[Start of section]
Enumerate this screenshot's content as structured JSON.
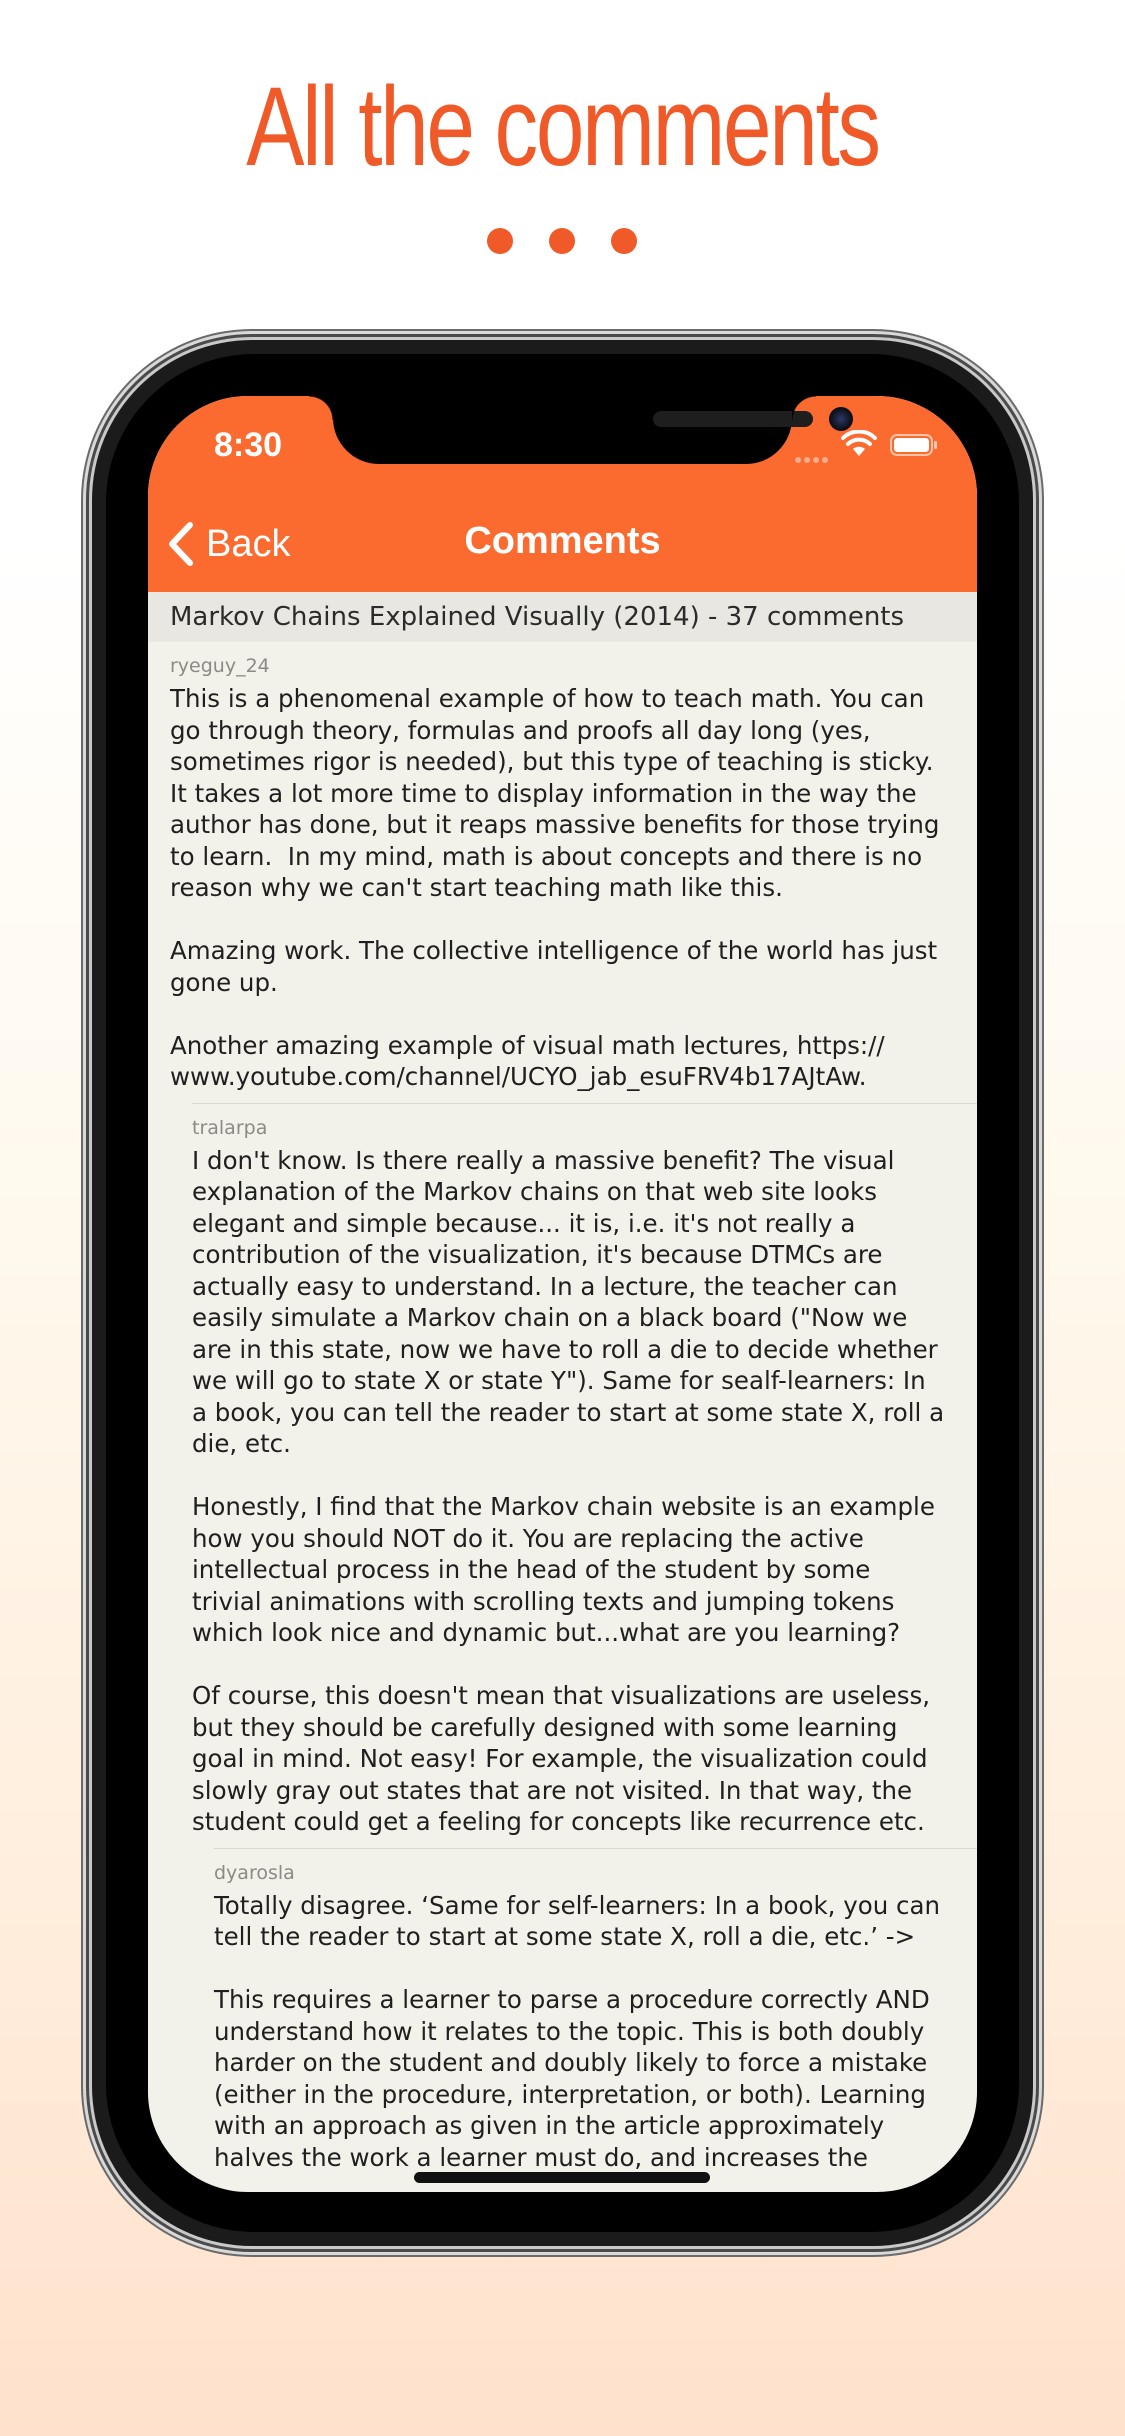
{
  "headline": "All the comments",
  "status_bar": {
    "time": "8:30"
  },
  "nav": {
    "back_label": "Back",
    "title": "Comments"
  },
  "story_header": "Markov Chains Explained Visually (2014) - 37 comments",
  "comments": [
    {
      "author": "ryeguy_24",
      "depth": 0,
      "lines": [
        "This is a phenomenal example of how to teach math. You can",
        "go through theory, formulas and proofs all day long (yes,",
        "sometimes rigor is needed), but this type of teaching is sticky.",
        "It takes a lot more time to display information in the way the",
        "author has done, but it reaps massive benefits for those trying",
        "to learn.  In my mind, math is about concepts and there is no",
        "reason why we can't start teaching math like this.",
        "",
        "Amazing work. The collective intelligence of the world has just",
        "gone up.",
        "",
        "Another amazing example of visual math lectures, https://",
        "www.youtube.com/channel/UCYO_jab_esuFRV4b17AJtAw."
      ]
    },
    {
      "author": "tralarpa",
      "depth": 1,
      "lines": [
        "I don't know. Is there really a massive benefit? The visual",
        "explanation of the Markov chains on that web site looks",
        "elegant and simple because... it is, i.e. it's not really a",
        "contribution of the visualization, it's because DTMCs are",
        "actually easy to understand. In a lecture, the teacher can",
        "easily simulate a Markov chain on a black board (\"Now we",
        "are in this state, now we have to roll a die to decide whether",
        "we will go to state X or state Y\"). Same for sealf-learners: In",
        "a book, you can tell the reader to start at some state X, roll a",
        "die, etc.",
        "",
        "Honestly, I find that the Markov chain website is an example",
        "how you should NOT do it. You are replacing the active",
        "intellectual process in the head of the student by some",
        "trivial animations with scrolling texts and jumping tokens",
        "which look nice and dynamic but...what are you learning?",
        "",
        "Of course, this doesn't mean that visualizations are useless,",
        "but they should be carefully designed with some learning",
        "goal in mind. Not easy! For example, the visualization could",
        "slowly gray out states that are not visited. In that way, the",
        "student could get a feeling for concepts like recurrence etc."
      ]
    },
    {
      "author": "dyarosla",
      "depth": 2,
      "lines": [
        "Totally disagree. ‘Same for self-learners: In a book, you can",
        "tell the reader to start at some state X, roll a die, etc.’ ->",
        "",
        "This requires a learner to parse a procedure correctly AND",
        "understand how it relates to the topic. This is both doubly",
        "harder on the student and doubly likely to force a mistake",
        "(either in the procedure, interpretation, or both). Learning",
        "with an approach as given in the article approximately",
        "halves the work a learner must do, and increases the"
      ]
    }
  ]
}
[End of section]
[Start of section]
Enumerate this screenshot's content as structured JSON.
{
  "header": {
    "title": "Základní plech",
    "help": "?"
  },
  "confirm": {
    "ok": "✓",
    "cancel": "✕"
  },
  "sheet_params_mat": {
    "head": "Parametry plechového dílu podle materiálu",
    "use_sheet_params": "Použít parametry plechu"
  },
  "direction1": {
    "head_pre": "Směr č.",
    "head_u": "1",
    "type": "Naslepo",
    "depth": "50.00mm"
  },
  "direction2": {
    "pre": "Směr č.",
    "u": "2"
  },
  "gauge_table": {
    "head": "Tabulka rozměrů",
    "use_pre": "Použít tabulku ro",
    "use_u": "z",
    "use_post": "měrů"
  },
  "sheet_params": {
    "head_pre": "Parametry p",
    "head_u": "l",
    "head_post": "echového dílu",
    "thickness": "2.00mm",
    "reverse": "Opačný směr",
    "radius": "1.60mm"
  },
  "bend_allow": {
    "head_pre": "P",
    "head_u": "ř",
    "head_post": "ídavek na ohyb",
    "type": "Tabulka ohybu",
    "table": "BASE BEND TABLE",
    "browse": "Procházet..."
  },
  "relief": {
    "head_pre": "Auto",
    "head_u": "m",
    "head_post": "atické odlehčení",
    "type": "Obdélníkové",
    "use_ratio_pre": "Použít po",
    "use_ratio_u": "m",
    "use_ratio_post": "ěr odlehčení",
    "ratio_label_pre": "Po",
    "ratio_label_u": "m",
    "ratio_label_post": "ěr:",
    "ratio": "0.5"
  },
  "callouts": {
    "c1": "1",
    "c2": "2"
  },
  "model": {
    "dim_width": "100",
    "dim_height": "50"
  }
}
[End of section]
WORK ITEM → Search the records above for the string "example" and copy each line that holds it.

REPLY TO THE EXERCISE →
        "This is a phenomenal example of how to teach math. You can",
        "Another amazing example of visual math lectures, https://",
        "Honestly, I find that the Markov chain website is an example",
        "goal in mind. Not easy! For example, the visualization could",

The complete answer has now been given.